┏━━

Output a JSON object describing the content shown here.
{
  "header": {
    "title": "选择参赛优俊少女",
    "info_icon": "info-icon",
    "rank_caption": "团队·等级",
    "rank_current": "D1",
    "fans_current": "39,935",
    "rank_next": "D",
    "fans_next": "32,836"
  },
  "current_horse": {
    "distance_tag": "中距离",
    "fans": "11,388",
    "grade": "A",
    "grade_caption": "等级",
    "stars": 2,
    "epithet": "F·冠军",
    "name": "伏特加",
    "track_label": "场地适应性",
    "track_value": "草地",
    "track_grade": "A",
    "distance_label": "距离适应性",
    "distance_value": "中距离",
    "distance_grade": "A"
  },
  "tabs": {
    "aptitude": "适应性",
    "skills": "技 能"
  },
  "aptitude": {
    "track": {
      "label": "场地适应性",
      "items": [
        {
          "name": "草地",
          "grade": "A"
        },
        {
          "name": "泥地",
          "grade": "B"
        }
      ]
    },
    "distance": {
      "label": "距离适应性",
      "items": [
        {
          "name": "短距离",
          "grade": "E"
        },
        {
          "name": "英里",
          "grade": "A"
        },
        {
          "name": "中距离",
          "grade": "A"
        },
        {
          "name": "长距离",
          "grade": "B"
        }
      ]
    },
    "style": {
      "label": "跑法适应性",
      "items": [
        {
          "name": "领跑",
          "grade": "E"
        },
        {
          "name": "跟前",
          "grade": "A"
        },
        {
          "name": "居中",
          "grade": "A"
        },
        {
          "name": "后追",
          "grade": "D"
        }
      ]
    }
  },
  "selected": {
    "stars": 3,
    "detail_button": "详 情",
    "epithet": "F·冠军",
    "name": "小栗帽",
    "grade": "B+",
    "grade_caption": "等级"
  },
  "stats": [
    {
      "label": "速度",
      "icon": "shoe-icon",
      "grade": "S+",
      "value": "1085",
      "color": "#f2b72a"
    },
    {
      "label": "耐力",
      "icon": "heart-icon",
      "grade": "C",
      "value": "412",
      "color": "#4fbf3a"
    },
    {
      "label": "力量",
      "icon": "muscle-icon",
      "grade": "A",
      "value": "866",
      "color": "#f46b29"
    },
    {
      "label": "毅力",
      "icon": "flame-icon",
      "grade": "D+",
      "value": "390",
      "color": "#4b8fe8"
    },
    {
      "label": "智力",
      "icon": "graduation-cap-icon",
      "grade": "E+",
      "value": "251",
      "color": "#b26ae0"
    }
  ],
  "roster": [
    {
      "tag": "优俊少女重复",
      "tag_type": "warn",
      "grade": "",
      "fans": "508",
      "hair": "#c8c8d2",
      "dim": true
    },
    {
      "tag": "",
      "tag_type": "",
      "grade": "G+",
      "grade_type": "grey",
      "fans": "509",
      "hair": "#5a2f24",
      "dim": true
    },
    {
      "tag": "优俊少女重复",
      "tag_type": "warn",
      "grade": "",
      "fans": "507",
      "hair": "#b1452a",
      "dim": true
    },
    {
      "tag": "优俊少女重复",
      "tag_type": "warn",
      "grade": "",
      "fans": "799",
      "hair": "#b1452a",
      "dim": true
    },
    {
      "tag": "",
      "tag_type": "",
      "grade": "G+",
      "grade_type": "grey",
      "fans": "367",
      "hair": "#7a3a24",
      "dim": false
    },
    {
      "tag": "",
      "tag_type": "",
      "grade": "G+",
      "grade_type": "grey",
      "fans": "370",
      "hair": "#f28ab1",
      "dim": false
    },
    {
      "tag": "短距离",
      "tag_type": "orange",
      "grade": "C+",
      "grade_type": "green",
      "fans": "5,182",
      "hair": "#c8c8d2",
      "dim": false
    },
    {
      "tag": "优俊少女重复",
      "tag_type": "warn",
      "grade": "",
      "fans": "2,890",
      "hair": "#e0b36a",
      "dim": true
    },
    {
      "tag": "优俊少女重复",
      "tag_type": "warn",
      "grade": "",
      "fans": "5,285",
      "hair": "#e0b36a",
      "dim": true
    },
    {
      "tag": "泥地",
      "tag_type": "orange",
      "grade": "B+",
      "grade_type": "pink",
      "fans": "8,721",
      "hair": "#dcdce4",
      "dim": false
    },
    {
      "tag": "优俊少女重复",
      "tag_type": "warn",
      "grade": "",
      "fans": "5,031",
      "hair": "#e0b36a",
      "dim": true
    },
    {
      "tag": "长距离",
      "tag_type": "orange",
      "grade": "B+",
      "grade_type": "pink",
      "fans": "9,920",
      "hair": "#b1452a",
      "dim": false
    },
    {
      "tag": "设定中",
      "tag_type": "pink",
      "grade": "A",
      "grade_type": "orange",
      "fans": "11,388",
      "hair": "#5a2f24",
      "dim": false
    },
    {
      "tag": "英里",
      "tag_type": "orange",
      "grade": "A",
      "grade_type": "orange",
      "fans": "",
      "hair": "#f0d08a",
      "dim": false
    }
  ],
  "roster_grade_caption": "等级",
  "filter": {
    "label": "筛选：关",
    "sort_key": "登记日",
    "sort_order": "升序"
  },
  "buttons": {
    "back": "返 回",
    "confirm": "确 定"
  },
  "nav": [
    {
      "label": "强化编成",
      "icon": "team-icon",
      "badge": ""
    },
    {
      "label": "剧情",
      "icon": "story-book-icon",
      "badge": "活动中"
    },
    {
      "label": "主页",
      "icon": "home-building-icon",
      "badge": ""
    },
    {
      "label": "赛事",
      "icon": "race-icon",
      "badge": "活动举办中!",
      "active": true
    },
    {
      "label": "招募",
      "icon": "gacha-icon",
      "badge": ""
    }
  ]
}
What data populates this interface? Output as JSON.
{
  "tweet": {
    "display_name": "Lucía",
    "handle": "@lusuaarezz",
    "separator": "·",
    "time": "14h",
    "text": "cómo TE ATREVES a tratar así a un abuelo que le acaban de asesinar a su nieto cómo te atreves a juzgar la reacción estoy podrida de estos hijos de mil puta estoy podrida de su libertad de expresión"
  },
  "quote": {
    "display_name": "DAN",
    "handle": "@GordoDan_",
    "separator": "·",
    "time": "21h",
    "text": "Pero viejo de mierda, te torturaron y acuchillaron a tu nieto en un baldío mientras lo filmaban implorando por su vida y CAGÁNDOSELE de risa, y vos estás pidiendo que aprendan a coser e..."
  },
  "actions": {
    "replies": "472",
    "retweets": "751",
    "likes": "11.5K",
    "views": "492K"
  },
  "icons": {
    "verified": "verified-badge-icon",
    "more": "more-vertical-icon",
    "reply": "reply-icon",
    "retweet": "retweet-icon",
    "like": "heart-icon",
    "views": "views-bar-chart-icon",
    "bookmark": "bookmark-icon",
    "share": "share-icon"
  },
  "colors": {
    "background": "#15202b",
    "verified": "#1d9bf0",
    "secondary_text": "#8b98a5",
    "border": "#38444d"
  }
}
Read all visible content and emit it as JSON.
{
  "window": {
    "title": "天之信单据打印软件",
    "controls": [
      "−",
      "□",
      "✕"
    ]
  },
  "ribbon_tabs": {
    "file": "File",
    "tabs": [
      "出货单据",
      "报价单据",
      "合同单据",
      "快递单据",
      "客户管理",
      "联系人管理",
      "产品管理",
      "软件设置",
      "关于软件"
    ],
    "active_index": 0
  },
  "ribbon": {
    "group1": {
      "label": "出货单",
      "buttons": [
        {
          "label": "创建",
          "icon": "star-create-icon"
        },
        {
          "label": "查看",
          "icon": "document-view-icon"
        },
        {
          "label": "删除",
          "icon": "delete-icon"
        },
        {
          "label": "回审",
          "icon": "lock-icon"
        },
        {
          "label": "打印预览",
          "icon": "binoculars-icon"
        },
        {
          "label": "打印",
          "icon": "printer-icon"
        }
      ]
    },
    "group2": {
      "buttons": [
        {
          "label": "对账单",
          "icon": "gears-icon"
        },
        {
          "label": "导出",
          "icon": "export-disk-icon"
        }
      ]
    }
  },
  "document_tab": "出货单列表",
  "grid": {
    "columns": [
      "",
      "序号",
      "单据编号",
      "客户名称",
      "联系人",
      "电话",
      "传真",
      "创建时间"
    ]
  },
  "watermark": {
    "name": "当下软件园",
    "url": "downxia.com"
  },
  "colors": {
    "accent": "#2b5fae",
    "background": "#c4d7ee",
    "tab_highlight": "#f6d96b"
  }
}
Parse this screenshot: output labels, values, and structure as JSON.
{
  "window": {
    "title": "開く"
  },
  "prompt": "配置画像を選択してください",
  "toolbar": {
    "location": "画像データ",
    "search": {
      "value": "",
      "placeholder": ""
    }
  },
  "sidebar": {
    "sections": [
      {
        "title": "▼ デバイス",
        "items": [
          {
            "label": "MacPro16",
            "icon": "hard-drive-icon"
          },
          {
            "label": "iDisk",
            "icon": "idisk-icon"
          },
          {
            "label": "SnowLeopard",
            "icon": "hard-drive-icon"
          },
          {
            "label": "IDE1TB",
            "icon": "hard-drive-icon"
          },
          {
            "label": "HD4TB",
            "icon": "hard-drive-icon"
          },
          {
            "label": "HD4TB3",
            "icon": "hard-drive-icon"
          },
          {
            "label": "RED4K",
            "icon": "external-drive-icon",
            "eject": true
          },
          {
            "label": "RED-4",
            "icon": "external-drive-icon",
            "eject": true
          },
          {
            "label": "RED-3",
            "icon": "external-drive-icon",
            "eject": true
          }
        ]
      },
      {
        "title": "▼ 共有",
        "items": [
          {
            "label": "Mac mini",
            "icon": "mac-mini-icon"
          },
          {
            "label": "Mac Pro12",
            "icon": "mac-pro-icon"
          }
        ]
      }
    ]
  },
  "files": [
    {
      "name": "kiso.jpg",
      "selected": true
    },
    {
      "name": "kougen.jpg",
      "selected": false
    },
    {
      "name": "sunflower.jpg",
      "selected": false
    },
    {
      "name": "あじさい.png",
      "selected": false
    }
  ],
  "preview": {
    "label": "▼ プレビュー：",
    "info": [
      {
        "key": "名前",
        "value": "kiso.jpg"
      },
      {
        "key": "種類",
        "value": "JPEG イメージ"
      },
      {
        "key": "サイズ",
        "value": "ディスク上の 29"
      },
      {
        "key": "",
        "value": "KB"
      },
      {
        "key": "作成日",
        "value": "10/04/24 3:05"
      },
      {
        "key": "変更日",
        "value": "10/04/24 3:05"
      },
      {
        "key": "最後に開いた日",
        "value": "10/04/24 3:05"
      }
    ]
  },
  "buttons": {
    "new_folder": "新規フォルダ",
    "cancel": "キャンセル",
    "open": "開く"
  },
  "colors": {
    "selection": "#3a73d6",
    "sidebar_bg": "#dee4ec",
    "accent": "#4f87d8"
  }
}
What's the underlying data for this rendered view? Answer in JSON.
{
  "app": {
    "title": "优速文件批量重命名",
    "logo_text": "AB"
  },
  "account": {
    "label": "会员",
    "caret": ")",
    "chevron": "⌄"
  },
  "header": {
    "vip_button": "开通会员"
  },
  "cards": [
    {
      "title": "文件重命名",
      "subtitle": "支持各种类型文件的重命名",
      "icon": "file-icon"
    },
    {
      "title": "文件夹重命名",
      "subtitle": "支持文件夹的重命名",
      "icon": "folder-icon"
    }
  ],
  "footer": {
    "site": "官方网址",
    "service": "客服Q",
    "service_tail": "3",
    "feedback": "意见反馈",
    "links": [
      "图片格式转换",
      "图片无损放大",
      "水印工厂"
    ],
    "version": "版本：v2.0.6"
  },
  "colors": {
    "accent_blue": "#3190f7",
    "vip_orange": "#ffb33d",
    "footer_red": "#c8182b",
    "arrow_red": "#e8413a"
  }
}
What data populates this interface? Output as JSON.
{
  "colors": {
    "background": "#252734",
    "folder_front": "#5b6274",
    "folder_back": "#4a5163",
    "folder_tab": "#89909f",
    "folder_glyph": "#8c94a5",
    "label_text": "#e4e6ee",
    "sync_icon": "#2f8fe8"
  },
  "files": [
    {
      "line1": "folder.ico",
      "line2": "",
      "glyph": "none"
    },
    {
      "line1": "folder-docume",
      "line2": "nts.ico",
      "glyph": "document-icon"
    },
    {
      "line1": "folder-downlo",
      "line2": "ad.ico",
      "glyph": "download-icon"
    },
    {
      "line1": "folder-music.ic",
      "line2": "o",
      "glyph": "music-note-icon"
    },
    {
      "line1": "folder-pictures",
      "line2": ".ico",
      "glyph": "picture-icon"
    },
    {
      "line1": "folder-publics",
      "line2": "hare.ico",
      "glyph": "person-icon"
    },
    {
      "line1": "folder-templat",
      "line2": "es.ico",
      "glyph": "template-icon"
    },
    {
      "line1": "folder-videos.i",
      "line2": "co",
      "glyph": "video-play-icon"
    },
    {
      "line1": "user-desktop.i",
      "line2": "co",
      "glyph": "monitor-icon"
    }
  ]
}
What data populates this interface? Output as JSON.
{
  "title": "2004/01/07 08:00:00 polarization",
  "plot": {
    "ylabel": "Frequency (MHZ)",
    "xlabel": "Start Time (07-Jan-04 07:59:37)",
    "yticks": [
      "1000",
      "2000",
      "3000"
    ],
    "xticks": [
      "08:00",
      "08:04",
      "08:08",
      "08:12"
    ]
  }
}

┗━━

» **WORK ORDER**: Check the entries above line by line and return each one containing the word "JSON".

» **OUTPUT FOR THIS EXERCISE**:
Output a JSON object describing the content shown here.
What data populates this interface? Output as JSON.
Read all visible content and emit it as JSON.
Parse this screenshot: output labels, values, and structure as JSON.
What's the underlying data for this rendered view? Answer in JSON.
What data populates this interface? Output as JSON.
What data populates this interface? Output as JSON.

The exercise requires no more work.